• **REQUIRED ACTION**: Go through the entries below and copy each line that holds the word "комментарий".

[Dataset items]
--- START ---
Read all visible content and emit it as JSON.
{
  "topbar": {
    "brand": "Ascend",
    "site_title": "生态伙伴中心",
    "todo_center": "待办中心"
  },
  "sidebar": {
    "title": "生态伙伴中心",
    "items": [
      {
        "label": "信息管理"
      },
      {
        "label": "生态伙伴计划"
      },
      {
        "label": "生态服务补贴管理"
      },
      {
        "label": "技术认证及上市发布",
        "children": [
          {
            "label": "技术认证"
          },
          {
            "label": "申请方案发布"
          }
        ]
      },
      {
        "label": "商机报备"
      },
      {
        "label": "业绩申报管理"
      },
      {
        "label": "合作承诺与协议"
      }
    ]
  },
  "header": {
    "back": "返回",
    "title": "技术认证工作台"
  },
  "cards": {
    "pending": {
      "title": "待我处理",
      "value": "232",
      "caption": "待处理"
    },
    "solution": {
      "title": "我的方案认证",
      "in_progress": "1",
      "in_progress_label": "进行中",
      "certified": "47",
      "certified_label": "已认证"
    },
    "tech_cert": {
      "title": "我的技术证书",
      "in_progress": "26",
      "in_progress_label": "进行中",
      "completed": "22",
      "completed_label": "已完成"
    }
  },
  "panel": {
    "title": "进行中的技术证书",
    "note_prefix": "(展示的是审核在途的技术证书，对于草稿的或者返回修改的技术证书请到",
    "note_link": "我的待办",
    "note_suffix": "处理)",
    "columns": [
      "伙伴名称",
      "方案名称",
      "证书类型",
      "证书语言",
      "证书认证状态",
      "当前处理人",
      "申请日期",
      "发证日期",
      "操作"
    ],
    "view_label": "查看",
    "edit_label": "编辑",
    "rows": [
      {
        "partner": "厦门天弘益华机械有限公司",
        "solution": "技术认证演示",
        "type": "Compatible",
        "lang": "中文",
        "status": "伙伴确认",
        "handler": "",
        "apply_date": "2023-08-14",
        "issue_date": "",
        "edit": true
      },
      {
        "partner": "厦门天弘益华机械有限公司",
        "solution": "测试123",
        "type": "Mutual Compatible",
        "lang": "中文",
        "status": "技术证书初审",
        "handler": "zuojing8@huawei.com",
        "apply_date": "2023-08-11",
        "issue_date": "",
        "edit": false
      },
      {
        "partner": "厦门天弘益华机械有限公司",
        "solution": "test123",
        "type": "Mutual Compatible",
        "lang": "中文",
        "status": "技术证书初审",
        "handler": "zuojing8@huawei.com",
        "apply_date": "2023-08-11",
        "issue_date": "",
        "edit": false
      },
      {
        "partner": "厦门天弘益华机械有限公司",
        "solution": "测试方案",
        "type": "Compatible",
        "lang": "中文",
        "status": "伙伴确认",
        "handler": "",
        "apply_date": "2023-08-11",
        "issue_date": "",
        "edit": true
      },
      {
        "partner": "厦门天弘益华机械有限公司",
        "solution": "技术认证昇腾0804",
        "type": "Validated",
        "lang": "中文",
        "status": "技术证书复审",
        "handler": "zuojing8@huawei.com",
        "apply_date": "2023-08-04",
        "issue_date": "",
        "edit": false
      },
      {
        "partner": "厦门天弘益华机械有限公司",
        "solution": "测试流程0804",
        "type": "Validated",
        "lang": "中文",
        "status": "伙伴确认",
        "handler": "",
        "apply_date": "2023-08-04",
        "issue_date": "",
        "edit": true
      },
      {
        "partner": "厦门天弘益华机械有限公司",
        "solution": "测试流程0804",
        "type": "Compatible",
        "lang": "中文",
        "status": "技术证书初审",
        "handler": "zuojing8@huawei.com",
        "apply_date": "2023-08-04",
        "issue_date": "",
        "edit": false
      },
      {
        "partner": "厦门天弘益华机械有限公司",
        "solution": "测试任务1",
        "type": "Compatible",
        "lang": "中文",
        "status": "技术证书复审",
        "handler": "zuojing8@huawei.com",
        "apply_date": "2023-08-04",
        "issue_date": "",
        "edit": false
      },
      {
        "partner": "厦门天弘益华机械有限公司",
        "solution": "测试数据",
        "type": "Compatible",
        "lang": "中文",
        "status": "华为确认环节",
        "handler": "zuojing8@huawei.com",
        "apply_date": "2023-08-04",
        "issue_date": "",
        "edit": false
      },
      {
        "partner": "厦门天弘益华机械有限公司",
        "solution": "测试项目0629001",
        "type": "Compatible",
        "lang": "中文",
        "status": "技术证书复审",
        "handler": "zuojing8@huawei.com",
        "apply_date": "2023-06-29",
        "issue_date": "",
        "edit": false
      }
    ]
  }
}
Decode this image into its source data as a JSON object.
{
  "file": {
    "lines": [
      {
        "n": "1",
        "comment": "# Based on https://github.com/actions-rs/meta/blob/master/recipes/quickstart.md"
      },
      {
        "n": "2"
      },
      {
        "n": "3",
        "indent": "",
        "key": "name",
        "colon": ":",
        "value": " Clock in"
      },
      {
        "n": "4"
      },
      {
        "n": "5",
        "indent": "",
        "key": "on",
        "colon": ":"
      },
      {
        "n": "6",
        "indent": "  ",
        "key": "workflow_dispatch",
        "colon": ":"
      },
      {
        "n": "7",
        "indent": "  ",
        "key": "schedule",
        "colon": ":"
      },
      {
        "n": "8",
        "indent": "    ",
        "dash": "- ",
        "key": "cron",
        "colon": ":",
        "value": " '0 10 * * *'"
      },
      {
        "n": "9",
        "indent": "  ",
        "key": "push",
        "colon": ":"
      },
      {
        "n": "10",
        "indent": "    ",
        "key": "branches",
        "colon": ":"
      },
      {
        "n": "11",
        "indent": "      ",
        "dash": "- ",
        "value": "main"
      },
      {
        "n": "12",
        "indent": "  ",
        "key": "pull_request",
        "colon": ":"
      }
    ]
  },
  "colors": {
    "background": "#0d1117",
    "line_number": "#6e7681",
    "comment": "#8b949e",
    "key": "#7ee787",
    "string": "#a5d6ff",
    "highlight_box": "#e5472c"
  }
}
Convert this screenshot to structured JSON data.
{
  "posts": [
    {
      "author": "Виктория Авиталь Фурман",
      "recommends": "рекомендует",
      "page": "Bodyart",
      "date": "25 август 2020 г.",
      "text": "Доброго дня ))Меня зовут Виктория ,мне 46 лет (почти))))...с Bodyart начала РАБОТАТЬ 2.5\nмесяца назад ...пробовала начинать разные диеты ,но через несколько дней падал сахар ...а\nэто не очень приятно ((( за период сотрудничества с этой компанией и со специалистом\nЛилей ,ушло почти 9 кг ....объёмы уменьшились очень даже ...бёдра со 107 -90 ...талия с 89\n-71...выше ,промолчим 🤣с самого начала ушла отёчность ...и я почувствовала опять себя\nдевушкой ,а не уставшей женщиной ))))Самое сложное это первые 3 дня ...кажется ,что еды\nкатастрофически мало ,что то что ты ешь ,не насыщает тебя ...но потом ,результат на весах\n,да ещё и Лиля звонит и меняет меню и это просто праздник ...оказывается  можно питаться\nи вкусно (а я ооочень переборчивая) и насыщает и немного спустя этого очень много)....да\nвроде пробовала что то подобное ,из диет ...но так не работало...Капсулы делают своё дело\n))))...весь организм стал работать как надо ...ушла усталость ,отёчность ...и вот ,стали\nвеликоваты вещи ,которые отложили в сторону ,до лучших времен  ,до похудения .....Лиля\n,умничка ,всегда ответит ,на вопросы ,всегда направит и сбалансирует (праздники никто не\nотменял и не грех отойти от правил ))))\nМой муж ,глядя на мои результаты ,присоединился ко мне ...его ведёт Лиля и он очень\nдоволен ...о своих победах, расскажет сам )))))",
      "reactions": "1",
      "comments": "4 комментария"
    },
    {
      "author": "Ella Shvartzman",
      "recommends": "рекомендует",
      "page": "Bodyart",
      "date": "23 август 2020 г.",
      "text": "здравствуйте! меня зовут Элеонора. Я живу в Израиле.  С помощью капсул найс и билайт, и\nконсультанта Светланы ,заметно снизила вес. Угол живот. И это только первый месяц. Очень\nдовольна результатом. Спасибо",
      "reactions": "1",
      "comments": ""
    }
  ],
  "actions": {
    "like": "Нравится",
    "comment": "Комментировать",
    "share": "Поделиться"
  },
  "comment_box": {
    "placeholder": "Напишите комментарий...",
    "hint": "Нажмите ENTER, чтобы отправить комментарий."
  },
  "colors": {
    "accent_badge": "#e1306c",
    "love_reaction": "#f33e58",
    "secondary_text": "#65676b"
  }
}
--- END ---
• **WRITTEN SOLUTION**:
    "placeholder": "Напишите комментарий...",
    "hint": "Нажмите ENTER, чтобы отправить комментарий."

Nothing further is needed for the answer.